Staff of Gaelectric

Although the Irish government is struggling to keep the Irish economy afloat, some Irish entrepreneurs are thriving. Breast implant maker GC Aesthetics and energy company Gaelectric raised $30 million and $18 million respectively, while Creganna-Tactx Medical was bought in a deal that values the company at $304.7 million.  
GC Aesthetics, which is backed by Irish businessman Bill McCabe, who previously founded Riverdeep and Smartforce, got it’s investment from California-based venture capital  firm Montreux Equity Partners last week. The money will be used to expand the company.
Ken Pearce, GC’s CEO, said “Montreux is dedicated to building and investing in healthcare leaders. This investment allows us to expand the global reach of our products in this rapidly growing sector.”

Daniel K. Turner III, the managing director at Montreux, said, “GCAL has established a global leadership position in the aesthetic medical device industry.”

GC’s products are sold in 90 countries around the world, including parts of Europe, Asia, and South America.
Gaelectric, which has operations in America and Europe, raised $19 million in funding from European private equity sources, and plans to develop wind energy plants in Montana.
Gaelectric’s president of North American operations, Eamonn McGrath, said: “States like Montana, which have high quality wind regimes and that have historically confronted sizeable transmission development barriers, will now reap that value in a shorter timeframe.”
“Gaelectric is the first wind developer in Montana to book transmission capacity at a scale which will allow renewable power to be exported from some of Montana's highest wind energy sites directly to markets in the Pacific Northwest,” he said. “We see this investment as both an important endorsement of Gaelectric's vision of developing wind projects and as an initiative which will start a process to unlock the tremendous wind resource of the mid-west."

Gaelectric was founded in 2004 and entered the U.S. market two years later, in 2006.
Meanwhile, Creganna-Tactx Medical was bought in a deal that values the business at more than $300 million.
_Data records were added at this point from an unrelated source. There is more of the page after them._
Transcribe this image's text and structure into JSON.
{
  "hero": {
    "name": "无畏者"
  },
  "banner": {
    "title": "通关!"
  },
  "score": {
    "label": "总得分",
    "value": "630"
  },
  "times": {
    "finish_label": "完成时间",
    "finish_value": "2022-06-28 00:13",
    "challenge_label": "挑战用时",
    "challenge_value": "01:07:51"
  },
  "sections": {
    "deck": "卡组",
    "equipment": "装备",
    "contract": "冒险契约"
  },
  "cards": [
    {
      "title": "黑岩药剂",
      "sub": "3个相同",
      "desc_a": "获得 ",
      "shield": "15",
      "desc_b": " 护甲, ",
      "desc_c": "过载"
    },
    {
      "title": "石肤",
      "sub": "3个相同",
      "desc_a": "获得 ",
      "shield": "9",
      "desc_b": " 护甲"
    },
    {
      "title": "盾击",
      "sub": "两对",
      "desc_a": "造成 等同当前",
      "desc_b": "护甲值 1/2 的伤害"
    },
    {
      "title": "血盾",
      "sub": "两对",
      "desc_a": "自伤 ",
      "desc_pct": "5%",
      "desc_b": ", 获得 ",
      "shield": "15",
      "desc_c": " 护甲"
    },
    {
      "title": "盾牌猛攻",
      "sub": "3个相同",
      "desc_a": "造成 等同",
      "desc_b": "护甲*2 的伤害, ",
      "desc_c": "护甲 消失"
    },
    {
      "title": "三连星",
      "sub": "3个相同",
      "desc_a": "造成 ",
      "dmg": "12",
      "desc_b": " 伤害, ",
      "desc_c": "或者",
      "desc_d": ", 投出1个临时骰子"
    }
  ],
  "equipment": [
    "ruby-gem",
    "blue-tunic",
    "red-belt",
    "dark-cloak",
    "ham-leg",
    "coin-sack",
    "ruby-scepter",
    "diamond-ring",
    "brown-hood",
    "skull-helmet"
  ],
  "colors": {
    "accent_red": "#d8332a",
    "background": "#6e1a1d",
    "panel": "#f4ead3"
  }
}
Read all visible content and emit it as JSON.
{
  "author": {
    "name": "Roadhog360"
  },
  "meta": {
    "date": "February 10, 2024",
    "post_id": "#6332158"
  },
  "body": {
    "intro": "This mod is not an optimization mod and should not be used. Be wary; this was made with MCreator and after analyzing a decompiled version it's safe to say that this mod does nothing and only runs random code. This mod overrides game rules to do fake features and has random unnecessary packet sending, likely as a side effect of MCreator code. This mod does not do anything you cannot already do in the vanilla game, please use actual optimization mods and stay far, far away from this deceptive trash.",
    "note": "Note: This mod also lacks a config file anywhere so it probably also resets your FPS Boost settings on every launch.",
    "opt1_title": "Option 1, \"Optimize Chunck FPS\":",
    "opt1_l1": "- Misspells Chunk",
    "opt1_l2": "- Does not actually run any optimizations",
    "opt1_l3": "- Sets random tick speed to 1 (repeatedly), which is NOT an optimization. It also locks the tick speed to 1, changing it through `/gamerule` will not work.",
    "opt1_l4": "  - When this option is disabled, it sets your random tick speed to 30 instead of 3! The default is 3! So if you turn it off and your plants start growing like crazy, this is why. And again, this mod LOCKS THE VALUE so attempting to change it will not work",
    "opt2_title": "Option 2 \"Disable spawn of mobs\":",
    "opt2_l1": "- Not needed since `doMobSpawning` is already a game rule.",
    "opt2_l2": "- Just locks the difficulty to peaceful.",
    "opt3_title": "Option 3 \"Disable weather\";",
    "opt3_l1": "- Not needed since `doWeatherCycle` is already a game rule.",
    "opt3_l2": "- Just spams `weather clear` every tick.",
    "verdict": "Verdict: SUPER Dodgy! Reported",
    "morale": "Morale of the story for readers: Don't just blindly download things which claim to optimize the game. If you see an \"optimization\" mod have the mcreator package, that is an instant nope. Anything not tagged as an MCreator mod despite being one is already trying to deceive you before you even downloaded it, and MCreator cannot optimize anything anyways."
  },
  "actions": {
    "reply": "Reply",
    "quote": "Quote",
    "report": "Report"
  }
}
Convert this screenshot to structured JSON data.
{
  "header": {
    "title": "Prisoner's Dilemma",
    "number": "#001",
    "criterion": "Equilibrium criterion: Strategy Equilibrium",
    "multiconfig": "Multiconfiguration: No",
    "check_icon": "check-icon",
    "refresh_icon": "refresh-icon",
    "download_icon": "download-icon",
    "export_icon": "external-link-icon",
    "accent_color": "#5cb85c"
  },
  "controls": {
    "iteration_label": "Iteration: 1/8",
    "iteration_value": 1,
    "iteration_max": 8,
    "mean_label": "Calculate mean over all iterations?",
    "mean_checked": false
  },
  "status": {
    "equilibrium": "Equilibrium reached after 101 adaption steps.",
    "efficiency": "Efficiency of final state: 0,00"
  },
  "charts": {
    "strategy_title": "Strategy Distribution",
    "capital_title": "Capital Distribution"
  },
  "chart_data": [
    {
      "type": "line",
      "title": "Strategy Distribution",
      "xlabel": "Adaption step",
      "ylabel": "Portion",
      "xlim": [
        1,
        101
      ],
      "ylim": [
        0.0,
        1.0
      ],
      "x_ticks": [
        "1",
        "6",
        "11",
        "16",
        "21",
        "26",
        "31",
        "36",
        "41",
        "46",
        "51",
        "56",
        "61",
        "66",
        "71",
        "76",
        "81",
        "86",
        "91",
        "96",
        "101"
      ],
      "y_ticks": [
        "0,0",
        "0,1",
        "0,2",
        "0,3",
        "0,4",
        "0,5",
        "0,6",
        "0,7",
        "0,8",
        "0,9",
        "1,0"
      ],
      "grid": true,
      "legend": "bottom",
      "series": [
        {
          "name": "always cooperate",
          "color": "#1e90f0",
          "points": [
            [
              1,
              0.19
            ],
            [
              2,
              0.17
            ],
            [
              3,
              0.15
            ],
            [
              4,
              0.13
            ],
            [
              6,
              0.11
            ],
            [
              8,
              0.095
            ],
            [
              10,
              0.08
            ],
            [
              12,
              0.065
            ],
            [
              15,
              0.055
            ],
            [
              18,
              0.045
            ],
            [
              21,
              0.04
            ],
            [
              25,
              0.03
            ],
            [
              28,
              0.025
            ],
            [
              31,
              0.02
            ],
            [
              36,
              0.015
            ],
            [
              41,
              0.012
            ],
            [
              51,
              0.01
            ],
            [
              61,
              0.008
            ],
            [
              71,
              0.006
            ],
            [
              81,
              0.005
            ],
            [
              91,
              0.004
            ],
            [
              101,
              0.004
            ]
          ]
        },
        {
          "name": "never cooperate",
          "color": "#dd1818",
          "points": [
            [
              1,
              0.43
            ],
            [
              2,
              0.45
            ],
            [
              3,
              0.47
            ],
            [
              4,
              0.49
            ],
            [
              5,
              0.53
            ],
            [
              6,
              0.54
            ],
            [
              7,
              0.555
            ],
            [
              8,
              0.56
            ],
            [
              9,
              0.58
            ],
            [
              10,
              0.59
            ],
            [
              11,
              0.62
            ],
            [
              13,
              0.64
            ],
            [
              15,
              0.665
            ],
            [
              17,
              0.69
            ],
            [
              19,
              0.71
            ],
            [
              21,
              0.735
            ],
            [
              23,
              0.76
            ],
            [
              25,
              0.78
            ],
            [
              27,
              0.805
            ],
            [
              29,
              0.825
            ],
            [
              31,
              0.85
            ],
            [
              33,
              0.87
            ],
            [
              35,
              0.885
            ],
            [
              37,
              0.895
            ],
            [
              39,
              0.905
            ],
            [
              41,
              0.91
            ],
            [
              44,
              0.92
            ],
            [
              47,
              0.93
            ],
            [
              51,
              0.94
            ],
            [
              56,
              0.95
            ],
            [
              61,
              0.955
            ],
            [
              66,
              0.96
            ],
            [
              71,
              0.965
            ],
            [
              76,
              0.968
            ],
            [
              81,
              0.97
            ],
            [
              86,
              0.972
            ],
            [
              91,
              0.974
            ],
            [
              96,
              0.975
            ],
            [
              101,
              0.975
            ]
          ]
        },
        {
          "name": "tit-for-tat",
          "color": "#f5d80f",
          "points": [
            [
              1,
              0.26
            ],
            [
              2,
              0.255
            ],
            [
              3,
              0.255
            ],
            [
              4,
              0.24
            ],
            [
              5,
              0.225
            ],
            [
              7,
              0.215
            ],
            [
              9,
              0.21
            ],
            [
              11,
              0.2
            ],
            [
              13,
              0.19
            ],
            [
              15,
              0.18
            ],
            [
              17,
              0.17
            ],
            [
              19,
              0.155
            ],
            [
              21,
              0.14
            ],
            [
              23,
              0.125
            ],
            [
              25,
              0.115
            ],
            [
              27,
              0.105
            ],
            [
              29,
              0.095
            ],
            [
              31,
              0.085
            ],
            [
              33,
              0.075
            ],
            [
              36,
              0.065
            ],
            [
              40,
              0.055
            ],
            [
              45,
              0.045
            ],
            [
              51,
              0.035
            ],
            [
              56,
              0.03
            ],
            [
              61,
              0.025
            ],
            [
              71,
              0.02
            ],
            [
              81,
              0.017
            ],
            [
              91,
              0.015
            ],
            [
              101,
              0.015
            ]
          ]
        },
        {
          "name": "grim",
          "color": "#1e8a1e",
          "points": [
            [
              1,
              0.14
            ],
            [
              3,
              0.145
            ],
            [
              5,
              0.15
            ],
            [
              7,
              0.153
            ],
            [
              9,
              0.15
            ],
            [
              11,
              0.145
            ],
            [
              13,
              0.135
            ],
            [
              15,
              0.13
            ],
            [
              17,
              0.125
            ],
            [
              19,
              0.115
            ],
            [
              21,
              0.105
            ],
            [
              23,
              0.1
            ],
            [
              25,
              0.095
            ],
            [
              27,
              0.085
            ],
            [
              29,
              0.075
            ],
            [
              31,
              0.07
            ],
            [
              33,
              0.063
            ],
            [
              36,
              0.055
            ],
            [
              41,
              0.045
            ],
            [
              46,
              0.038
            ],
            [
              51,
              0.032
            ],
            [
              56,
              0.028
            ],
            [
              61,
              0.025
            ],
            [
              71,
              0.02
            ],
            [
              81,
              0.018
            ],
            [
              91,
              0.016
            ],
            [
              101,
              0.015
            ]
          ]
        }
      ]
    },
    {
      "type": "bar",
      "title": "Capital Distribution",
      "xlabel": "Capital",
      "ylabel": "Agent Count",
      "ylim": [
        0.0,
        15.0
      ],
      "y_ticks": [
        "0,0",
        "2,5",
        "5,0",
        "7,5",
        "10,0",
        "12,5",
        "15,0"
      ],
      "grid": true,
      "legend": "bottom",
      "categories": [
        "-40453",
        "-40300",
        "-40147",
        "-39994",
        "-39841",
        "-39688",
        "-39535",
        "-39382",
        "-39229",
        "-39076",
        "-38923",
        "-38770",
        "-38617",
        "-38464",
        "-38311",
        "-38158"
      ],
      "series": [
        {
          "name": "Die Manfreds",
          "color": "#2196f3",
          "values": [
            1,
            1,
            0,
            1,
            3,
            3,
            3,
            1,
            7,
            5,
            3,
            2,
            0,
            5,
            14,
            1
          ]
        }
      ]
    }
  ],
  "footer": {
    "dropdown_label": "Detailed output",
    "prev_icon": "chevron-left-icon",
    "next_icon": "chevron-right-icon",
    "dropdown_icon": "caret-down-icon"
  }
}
Creganna had been owned by the Quinn family and Altaris Capital Partners but they are selling the majority of their share to private equity firm Permira.
Creganna makes component parts for medical devices such as cathaters and speciality needles for more than 240 companies and has manufacturing sites in Ireland, the United States, Singapore and Korea.